A question that is asked quite often is whether buyers can bring along a home inspector to their PDI. Technically, the answer is yes – buyers are allowed to bring a home inspector to their PDI. But something you need to remember is that your builder is the one leading your PDI. A home inspector can be there to provide their support and knowledge, but they should not be taking over the inspection. If you do decide to bring a home inspector, make sure to provide written notice ahead of time so your builder is aware.
A friend or family member
If you’re thinking of bringing a family member or friend to join you during the PDI, you are welcome to do so. But do not treat the PDI as an opportunity to showcase your new home to your friends and family. This is an important inspection that requires a lot of attention to detail, so it’s best to minimize distractions or interruptions as much as possible. It may be easier to focus if you go alone or with one individual – and there will be plenty of time to show off your new home in the future.
Whether you decide to bring a friend, a family member or a home inspector to be of assistance during your PDI – out of courtesy, it’s always best to let your builder know in advance.
If you’re unsure on what to look out for during your PDI, you can print out our PDI checklist and refer to it during the process. If you spot any items that need to be corrected – remember, it should be noted on the builder’s PDI Form.
The best way to protect your warranty rights is to make sure you submit any outstanding items from your PDI Form on your 30-Day warranty claim form to Tarion. For more information, visit our website or contact us – we’re only a phone call or email away!
The goal of this blog is to provide you with general information about the warranty process by sharing real experiences from new homeowners. The blog should not be relied upon as legal advice. For privacy reasons, we will not address or resolve current cases in a public forum, so any comments or questions that are posted on this site that describe individual cases cannot be discussed. If you have a question about your warranty or Tarion generally, we would be pleased to discuss your issue, in the context of your particular circumstances and in confidence.

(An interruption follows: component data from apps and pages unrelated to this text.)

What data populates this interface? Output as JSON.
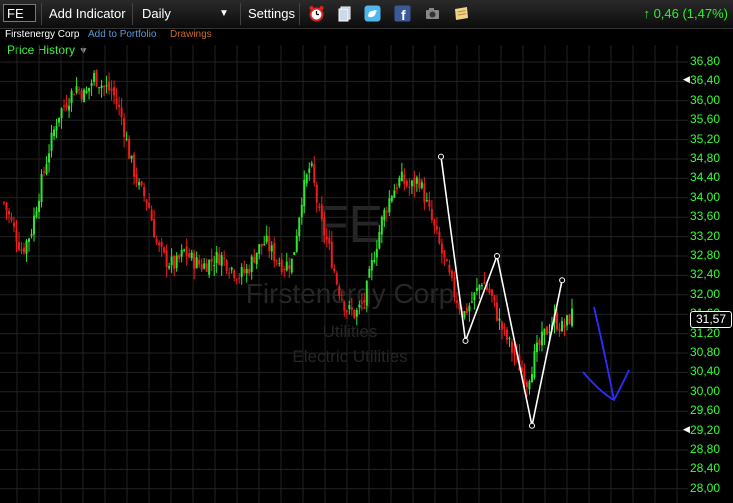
{
  "toolbar": {
    "ticker": "FE",
    "add_indicator": "Add Indicator",
    "interval": "Daily",
    "settings": "Settings",
    "change": "0,46 (1,47%)"
  },
  "subbar": {
    "company": "Firstenergy Corp",
    "add_portfolio": "Add to Portfolio",
    "drawings": "Drawings"
  },
  "panel": {
    "label": "Price History"
  },
  "watermark": {
    "ticker": "FE",
    "company": "Firstenergy Corp",
    "sector": "Utilities",
    "industry": "Electric Utilities"
  },
  "chart_data": {
    "type": "candlestick",
    "y_ticks": [
      "36,80",
      "36,40",
      "36,00",
      "35,60",
      "35,20",
      "34,80",
      "34,40",
      "34,00",
      "33,60",
      "33,20",
      "32,80",
      "32,40",
      "32,00",
      "31,60",
      "31,20",
      "30,80",
      "30,40",
      "30,00",
      "29,60",
      "29,20",
      "28,80",
      "28,40",
      "28,00"
    ],
    "ylim": [
      28.0,
      36.8
    ],
    "last_price": "31,57",
    "price_path": [
      33.9,
      33.4,
      32.9,
      33.3,
      34.2,
      35.0,
      35.7,
      36.0,
      36.3,
      36.1,
      36.5,
      36.3,
      36.2,
      35.7,
      34.8,
      34.2,
      33.9,
      33.0,
      32.7,
      32.6,
      32.9,
      32.7,
      32.6,
      32.7,
      32.8,
      32.6,
      32.4,
      32.5,
      32.9,
      33.1,
      32.8,
      32.6,
      32.7,
      34.0,
      34.7,
      33.6,
      33.0,
      32.2,
      31.7,
      31.6,
      31.9,
      32.8,
      33.6,
      34.1,
      34.4,
      34.2,
      34.4,
      33.8,
      33.2,
      32.6,
      32.0,
      31.6,
      31.9,
      32.3,
      32.0,
      31.4,
      31.0,
      30.6,
      30.2,
      30.8,
      31.2,
      31.5,
      31.3,
      31.6
    ],
    "pattern_points": [
      {
        "x": 20,
        "price": 34.85
      },
      {
        "x": 55,
        "price": 31.05
      },
      {
        "x": 100,
        "price": 32.8
      },
      {
        "x": 150,
        "price": 29.3
      },
      {
        "x": 193,
        "price": 32.3
      }
    ],
    "annotation": "blue down-arrow forecast",
    "grid": true
  }
}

We exercise reasonable care to avoid offensive, illegal or defamatory content from being posted, as well as comments that are intended solely for self-promotion or considered to be spam.